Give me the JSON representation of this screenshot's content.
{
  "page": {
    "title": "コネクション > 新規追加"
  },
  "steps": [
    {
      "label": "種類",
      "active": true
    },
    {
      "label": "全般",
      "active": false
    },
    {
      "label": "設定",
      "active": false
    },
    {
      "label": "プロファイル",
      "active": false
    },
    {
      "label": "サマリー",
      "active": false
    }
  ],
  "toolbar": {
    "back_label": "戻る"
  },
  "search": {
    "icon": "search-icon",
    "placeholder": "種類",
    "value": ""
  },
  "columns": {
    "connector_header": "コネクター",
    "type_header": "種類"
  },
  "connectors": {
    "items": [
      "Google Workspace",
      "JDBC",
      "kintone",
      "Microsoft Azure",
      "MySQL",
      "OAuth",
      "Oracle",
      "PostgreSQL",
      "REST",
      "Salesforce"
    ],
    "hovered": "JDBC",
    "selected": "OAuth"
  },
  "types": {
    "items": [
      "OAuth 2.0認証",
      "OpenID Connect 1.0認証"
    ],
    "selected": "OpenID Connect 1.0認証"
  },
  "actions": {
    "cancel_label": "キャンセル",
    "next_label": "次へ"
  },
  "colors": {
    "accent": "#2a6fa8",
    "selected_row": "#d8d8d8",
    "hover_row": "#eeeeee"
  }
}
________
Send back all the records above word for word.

### Your solution
Give me the JSON representation of this screenshot's content.
{
  "page": {
    "title": "コネクション > 新規追加"
  },
  "steps": [
    {
      "label": "種類",
      "active": true
    },
    {
      "label": "全般",
      "active": false
    },
    {
      "label": "設定",
      "active": false
    },
    {
      "label": "プロファイル",
      "active": false
    },
    {
      "label": "サマリー",
      "active": false
    }
  ],
  "toolbar": {
    "back_label": "戻る"
  },
  "search": {
    "icon": "search-icon",
    "placeholder": "種類",
    "value": ""
  },
  "columns": {
    "connector_header": "コネクター",
    "type_header": "種類"
  },
  "connectors": {
    "items": [
      "Google Workspace",
      "JDBC",
      "kintone",
      "Microsoft Azure",
      "MySQL",
      "OAuth",
      "Oracle",
      "PostgreSQL",
      "REST",
      "Salesforce"
    ],
    "hovered": "JDBC",
    "selected": "OAuth"
  },
  "types": {
    "items": [
      "OAuth 2.0認証",
      "OpenID Connect 1.0認証"
    ],
    "selected": "OpenID Connect 1.0認証"
  },
  "actions": {
    "cancel_label": "キャンセル",
    "next_label": "次へ"
  },
  "colors": {
    "accent": "#2a6fa8",
    "selected_row": "#d8d8d8",
    "hover_row": "#eeeeee"
  }
}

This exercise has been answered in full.